Work to be completed: Go through the data and count the lines holding the string "JSON". Write only the number.

Excerpts from an interface dataset
-- Opening Marker --
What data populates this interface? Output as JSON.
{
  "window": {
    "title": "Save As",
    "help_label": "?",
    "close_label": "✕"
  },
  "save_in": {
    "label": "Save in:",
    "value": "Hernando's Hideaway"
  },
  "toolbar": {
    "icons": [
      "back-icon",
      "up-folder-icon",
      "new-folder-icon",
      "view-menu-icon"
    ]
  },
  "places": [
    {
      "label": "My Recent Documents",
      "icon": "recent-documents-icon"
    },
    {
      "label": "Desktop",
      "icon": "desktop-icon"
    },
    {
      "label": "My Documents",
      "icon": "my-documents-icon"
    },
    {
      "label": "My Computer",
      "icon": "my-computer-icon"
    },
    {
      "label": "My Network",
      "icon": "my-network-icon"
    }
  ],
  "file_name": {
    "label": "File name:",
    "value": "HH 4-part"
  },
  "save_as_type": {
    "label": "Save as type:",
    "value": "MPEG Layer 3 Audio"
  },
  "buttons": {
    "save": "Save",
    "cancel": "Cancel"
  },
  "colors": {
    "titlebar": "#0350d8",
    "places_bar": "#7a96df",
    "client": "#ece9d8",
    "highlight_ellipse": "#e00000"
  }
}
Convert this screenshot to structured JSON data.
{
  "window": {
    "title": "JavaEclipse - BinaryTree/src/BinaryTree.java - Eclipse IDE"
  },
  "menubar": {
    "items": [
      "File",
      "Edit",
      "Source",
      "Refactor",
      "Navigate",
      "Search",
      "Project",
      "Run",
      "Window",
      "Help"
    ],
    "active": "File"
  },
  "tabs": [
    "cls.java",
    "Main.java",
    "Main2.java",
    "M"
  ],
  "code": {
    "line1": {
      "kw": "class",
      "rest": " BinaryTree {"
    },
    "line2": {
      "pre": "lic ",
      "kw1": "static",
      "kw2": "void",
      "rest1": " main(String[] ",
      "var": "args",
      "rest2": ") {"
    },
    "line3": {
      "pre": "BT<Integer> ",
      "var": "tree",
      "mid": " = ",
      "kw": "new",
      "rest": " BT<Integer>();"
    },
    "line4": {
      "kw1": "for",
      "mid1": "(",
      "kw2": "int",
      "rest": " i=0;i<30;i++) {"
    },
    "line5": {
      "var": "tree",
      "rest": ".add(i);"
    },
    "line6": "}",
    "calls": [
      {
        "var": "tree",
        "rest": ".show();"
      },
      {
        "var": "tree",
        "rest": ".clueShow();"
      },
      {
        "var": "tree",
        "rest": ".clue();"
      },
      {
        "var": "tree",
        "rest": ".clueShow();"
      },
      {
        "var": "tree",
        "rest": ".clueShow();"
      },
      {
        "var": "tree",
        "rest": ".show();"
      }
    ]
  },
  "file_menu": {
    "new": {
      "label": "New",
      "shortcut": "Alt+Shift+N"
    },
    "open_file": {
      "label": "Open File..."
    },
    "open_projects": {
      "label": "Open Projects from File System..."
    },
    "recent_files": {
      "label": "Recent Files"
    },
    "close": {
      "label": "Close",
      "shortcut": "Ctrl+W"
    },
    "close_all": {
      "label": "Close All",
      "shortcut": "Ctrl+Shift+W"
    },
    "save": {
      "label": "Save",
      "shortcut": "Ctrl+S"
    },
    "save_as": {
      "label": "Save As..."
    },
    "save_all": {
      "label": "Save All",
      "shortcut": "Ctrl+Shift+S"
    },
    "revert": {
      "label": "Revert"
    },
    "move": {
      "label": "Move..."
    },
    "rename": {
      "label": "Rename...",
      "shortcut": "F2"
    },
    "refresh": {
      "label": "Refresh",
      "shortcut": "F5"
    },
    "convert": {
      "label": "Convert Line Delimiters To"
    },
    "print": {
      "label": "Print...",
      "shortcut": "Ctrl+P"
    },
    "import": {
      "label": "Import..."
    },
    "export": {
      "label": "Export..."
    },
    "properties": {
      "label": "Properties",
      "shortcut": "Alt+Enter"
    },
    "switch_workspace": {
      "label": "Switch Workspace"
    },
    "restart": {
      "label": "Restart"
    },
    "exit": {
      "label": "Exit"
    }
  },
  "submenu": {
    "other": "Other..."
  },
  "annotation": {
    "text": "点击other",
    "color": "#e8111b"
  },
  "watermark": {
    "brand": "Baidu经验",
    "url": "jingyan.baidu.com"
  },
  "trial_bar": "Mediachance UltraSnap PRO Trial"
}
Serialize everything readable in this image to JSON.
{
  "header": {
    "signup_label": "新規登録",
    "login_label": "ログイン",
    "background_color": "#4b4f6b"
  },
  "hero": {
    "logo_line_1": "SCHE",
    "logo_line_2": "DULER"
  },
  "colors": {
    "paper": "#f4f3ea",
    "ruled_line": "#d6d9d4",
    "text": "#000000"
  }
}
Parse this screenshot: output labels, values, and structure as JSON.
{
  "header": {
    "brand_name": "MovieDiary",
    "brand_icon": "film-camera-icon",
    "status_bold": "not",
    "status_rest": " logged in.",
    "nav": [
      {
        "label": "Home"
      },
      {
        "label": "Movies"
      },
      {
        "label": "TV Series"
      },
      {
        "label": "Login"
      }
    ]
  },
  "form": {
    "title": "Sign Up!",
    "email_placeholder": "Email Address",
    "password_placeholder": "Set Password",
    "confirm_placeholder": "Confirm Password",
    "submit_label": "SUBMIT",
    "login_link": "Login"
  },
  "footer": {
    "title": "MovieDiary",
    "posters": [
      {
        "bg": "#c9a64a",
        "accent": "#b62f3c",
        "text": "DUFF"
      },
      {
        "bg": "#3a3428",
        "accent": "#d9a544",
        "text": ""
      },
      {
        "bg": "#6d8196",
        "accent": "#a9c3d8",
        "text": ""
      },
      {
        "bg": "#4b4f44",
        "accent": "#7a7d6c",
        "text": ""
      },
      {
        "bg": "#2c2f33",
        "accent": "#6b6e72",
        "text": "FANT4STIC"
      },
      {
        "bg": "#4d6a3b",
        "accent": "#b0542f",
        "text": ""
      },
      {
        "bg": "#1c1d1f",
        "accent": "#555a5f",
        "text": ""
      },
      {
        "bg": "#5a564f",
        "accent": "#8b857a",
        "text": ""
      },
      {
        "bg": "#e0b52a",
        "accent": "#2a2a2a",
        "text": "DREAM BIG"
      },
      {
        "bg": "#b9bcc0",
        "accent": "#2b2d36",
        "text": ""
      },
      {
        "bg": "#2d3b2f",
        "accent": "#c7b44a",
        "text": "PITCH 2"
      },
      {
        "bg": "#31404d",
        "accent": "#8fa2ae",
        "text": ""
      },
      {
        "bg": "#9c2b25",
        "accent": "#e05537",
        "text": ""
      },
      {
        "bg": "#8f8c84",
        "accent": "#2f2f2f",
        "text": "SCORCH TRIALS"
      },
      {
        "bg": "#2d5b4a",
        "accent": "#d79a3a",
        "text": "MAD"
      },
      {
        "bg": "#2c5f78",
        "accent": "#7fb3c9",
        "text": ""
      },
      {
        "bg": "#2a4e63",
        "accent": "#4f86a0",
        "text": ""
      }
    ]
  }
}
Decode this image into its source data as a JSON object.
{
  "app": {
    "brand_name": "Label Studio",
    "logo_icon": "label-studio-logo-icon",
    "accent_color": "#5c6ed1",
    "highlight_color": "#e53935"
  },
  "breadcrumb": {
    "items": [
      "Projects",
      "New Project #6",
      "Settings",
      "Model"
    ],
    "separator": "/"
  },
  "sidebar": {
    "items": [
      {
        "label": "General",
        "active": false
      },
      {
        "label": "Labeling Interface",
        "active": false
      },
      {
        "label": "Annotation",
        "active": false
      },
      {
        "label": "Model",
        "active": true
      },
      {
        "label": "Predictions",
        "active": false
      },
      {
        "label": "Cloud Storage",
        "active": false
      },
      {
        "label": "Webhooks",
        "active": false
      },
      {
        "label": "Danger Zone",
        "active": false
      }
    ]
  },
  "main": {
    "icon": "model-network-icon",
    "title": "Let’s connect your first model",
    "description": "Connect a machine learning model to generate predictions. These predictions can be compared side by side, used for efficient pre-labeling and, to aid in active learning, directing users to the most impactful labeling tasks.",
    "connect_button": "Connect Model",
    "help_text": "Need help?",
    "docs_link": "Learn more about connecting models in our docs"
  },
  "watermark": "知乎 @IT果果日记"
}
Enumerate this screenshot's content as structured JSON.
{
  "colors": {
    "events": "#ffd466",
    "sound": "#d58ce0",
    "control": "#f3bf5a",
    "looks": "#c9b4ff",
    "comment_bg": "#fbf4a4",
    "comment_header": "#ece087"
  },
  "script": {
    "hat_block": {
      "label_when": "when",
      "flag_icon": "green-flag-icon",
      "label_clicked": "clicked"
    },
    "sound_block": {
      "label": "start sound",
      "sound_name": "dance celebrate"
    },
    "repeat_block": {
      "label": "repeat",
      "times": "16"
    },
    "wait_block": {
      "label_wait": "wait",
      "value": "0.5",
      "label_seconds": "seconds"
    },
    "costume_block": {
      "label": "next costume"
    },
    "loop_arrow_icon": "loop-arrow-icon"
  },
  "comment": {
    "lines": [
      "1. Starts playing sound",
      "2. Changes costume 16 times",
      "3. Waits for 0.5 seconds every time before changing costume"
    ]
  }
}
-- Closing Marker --
Finished task: 6